Recipe book gaps

It was time to do something about all the apples that we had, so yesterday we decided to make a pie. A lemon custard pie. No, it was an apple pie, of course. I had a pie crust left over from when I was trying out the Whole Foods frozen pie crusts. They are, incidentally, not as good as the Pillsbury roll-out pie crusts, which, as we know, are good enough that it makes it hard for me to work up the effort to learn to make pie crust properly. Tried it once or twice, haven't quite gotten the knack. The biscuit method is not my best. However, I only had one shell, and I didn't feel like either making a crust or buying one, as that would have gone against the whole "let's use up this pie crust in a quick pie baking scenario" idea. Fortunately, my friend Stephanie, the last couple times I've made the apple pie, has suggested using a crumble topping instead of a pie crust. I figured this would be a good time to take her advice. So I turn to the index in Bittman's How to Cook Everything and look up Crumble. Nothin'. I check the pie index, and can see no crumble toppings. I check the tart index, and can find nothing there. I desperately try to remember what I was trying to think of that wasn't a tart, because I knew that wasn't right, and eventually failed completely to come up with the word 'Cobbler'. Today I remember, but the oven was pre-heated, and I really didn't feel like wasting a bunch of time trying to figure out what I was trying to think of. [amtap book:isbn=0471789186] So I leaf through Cookwise, but that would require far too much thinking to figure out what I wanted, and was not for the quick "give me the recipe now, in small unmarked bills," situation that I was in. I grabbed Professional Baking and turned to the pie section. I was in luck! There was a picture of an apple pie with a crumble topping. Hooray! Only there was no recipe for a crumble topping.

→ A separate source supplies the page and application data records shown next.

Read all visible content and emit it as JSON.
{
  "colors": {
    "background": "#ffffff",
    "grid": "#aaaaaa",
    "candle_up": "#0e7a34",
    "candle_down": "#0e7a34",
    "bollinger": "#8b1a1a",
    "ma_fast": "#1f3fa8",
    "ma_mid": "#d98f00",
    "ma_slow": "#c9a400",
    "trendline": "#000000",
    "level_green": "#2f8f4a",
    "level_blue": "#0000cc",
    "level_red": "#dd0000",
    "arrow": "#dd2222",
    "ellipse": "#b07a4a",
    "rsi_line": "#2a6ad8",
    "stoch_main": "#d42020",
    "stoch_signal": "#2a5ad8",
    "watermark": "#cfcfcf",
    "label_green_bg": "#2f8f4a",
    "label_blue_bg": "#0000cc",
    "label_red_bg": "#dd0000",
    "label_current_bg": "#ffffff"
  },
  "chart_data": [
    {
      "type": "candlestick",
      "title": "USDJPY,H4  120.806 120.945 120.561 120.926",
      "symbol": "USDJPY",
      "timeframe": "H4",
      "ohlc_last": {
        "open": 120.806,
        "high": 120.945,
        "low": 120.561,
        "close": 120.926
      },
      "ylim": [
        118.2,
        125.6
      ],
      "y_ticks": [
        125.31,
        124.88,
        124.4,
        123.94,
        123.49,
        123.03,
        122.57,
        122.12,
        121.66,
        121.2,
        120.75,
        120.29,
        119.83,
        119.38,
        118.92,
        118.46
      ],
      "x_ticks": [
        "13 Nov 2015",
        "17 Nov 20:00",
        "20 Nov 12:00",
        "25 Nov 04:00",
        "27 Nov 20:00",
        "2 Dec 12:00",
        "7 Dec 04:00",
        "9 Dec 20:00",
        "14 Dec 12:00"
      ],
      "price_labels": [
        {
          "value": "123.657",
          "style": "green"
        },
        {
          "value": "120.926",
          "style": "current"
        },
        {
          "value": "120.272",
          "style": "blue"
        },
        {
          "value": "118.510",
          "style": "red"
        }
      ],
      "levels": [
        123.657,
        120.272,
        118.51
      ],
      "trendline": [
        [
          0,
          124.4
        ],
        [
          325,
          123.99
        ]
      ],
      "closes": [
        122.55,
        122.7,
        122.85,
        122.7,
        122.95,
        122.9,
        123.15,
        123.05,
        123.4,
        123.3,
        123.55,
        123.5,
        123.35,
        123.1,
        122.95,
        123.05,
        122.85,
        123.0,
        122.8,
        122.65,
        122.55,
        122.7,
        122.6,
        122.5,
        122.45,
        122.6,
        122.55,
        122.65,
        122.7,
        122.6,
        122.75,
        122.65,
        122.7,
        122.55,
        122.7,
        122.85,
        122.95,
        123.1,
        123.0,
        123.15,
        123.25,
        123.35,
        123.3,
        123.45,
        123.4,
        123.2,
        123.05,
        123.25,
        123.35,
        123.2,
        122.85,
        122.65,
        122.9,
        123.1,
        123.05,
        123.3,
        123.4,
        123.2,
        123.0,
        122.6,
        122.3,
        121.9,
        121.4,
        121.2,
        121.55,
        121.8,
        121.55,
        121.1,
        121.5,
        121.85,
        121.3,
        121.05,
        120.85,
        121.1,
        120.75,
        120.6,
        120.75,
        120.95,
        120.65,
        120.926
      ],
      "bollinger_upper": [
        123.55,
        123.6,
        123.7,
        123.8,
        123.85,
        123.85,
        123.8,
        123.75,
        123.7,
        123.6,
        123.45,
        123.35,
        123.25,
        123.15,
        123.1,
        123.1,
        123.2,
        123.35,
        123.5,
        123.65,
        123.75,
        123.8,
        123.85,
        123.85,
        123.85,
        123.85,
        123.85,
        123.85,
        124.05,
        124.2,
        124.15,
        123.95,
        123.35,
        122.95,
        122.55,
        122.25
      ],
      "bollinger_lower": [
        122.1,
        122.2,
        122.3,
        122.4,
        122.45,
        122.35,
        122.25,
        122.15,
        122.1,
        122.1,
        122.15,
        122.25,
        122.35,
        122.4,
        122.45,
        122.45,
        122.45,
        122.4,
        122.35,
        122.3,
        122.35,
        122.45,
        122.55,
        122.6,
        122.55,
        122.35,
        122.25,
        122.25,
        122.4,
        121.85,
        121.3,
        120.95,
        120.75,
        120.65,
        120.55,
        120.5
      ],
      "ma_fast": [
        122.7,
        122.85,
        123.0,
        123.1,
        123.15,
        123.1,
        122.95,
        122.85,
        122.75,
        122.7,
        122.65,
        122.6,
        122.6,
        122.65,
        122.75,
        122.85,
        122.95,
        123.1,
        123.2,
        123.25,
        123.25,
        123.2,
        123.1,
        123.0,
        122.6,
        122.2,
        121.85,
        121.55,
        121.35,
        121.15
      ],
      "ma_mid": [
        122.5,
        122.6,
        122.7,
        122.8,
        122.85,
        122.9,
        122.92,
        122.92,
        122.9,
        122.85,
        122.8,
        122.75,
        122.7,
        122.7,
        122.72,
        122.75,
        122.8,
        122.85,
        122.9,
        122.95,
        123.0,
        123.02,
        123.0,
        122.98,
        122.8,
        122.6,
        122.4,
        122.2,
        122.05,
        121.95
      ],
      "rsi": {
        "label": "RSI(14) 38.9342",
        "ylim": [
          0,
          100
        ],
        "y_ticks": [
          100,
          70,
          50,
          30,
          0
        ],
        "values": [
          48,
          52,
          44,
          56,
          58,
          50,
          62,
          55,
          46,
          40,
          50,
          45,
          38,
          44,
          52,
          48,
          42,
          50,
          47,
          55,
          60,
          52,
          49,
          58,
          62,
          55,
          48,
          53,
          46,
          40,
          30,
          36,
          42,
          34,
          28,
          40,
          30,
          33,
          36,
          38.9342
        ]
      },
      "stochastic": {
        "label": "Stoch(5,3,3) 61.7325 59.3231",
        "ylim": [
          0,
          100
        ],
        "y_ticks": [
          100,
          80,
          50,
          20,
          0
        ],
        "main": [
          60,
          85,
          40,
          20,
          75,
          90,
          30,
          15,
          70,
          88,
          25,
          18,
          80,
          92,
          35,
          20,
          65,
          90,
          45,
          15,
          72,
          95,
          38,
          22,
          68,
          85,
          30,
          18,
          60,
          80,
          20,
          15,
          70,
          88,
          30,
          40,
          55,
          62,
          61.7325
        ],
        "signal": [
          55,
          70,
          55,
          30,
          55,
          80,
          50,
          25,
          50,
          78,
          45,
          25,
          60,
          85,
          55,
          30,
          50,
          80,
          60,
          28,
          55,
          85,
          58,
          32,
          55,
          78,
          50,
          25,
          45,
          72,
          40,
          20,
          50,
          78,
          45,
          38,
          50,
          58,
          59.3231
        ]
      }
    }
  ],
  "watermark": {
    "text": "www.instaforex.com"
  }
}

All of the toppings they had that seemed similar were for going under the pie, and I, again, didn't feel like experimenting. [amtap book:isbn=0688102298] [amtap book:isbn=0471464279] So my wife, eager for pie, suggests going for one of our spiral-bound books of Southern cookery. I do so, and there is exactly what I need, except I had to ditch the oatmeal as I had none. The general idea is to combine a bunch of solid fat (I used shortening (trans-fat free, mind you)), flour, and brown sugar with a bit of baking soda until it crumbles, and you're set. Done and done. The pie is tasty, it has a crumble topping, and I know of some gaps in many of my cookbooks. A good learning experience, with pie to boot. I suppose next I'll need to check through and see if I can find the crumble topping by looking up 'Cobbler'. But first: pie.